If you mention the words “alpha” or “beta” to someone outside the financial service industry, they’d probably think you’re referring to the first two letters of the Greek alphabet. That would’ve included me before I arrived at ETF.com more than five years ago.
But it didn’t take me long to learn that these two words are among the most important in the financial services industry, and it had nothing to do with the Greek alphabet.
Are you satisfied with broad market returns (beta), or do you seek to outperform the market by hunting down winners in the financial forest (alpha)? It’s a fairly simple concept, even if you don’t know anything about the financial world.
A Simple Smart-Beta Definition
But then a few years ago, a new term began cropping up more and more: “smart beta.” Like any new terms for products that are being sold, the moniker was met with skepticism that this was merely a marketing gimmick offering both alpha and beta in one—if it could only be that easy.
It wasn’t a gimmick; rather, a term that spoke to the structure of the fund and how it selected underlying securities.
Here at ETF.com, we define and screen smart-beta ETFs by the following simple criteria (see our Smart Beta Guide):
“The broadest, most practical definition is probably this: any index-based strategy that either chooses securities or weights securities for an intentional reason other than their market capitalization, geography or sector classification.”

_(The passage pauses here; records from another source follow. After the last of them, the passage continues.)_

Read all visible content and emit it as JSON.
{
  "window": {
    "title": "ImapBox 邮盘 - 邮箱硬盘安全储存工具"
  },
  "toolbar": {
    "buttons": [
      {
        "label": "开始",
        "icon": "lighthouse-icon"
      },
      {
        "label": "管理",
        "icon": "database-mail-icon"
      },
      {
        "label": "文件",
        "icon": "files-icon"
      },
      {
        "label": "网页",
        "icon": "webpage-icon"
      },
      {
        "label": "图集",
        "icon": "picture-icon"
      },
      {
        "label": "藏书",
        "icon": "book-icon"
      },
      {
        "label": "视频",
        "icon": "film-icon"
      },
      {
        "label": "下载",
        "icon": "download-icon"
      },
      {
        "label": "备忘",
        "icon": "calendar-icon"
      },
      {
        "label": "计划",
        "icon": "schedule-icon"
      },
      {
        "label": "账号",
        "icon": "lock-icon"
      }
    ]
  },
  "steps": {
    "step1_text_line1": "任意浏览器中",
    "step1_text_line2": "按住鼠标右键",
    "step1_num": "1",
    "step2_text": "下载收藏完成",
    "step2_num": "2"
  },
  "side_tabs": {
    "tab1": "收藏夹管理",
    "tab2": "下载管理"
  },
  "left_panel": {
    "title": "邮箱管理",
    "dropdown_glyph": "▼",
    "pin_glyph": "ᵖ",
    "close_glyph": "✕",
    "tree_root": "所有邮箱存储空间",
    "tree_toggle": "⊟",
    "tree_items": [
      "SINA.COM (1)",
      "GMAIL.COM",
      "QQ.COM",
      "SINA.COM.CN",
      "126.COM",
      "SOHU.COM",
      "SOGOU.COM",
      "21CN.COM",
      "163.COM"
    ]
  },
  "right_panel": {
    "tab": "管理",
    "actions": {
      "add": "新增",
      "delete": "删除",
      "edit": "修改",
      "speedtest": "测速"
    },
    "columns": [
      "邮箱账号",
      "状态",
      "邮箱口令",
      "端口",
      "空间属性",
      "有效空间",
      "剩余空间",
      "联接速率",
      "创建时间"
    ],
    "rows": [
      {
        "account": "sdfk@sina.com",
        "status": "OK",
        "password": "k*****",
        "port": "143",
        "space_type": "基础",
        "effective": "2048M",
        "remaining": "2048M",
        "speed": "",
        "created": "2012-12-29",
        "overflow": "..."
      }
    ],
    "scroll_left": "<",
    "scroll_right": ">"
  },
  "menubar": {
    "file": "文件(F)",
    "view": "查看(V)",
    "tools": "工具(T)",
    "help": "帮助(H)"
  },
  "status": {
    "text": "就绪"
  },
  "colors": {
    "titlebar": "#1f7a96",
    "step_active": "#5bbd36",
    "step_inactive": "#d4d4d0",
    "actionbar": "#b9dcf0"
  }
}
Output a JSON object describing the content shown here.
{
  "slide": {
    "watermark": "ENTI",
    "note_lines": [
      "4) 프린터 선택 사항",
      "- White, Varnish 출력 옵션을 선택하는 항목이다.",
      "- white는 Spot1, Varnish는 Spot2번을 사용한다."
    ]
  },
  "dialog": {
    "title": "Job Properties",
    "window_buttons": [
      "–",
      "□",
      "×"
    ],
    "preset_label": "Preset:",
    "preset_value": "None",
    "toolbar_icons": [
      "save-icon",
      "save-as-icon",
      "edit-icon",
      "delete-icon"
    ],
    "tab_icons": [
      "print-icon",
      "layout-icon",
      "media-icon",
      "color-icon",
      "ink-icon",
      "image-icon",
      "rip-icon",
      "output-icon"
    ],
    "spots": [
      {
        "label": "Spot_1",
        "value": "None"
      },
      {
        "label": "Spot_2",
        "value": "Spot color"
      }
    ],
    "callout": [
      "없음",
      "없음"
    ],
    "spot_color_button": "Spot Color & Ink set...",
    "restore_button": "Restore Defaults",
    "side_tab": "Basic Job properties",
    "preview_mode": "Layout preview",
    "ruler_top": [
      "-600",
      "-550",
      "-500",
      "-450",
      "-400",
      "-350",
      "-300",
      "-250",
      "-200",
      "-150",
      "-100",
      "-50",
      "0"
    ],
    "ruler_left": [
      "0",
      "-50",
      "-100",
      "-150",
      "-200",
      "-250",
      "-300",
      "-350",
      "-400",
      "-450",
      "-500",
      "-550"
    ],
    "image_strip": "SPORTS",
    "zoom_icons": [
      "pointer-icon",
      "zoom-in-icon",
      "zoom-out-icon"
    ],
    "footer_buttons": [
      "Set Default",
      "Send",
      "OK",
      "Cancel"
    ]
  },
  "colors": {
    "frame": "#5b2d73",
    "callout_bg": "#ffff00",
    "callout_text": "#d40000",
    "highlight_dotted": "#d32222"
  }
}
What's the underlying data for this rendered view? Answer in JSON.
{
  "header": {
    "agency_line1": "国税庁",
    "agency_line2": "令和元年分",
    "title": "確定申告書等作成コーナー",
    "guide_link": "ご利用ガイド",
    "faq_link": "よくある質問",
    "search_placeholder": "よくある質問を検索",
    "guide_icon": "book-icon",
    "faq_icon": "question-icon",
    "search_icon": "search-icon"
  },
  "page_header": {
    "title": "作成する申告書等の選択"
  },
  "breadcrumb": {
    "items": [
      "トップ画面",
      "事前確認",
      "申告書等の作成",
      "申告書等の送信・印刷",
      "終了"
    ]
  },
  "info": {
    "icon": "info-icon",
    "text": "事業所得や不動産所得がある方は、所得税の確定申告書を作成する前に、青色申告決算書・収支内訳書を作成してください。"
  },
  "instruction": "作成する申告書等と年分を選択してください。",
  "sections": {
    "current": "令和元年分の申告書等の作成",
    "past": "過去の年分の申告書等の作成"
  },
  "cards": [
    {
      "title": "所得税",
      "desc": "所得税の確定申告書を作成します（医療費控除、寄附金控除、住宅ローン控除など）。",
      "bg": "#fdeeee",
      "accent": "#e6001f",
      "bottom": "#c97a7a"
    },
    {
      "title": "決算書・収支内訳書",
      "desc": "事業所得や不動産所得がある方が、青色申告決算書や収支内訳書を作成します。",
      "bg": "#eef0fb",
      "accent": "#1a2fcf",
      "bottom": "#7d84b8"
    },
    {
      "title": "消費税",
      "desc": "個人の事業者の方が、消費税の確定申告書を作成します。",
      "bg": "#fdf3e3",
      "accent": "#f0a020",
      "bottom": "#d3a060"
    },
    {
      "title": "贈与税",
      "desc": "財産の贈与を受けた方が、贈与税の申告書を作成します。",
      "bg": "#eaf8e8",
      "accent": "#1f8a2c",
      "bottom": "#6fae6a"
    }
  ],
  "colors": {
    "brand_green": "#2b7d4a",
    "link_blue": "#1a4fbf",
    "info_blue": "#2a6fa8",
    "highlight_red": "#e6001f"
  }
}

You can fill a financial conference (Inside Smart Beta) debating that definition, but we’re comfortable with ours. These products “are not your father’s beta Buick” would be a good marketing motto, in my book.
Real Money In Smart-Beta ETF Space
However you define it may be debatable, but smart beta’s success in the ETF space is undeniable. Using ETF.com’s smart-beta screener shows there are 763 smart-beta funds holding some $525 billion in assets under management. The average expense ratio for all of these funds is approximately 0.56%. Do a little math and that comes to roughly $3 billion in annual revenues for ETF issuers from these types of funds.
And smart beta is a growth business as well, with the category leading in launches. More than half the some-150 launches this year were smart-beat funds, with a full pipeline-load more in the regulatory approval process.
Some of the biggest names in the financial world have jumped into the ETF pool for the first time with smart-beta swim trunks, while longstanding ETF stalwarts like iShares and others have developed an extensive suite of funds incorporating single factors or combining them in multifactor funds.
So where does the trend go from here? As they say on Wall Street, the trend is your friend, and in the business sense, there will be growth in both products and revenue for issuers.
A bigger unknown is whether the proliferation of using factors, fundamentals or alternative weights of any sort in fund construction will start diluting the promised alpha. When these alternative approaches become more and more mainstream, will the outcome for these different approaches become more similar?
Potential To Overthink
Where future growth for smart beta comes from, and what happens to the factors as they become more widely embraced, were part of the discussions at the Inside Smart Beta conference in New York last week that I and hundreds of others attended.
There seemed to be some agreement that growth in this large corner of the ETF market will continue as more money leaves expensive and underperforming active management for these factor and fundamental products. But I would also hope investors don’t overthink this.
Whether this is a better mousetrap for capturing returns is unclear. There are so many different ways that factors and weightings are being used that it would be nearly impossible to have a concrete statement on outperformance versus market benchmarks, like the S&P 500.
But I gave it a shot using the 10 biggest smart-beta funds, as defined above. I then charted them over the last three years, and came up with the four-best-performing smart-beta funds from that group. Those funds were the iShares Russell 1000 Growth ETF (IWF), the Vanguard Value Index Fund (VTV), the Vanguard Dividend Appreciation Index Fund (VIG) and the iShares Russell 1000 Value ETF (IWD).
I then compared them with the venerable market benchmark, the SPDR S&P 500 ETF Trust (SPY), over the last three years.
Chart courtesy of StockCharts.com
SPY holds its own with only one ETF—IWF—outperforming it over that time period. The point of this exercise is to highlight that investors shouldn’t view SPY or the Vanguard S&P 500 Index Fund (VOO) or the iShares Core S&P 500 ETF (IVV) as something that’s outdated or not performing.
In fact, broad market funds, if nothing else, offer investors a simple thesis of owning the market, that, in itself, is also smart.
The beauty of the growing ETF market in the U.S. is not only that investors are seeing new products that might offer better returns, but that some of the tried-and-true products from over the past two decades can also still provide solid returns in a dirt-cheap package. You can have both.
The key is to understand how different products work in a portfolio, and that’s where advisors can help.
Drew Voros can be reached at firstname.lastname@example.org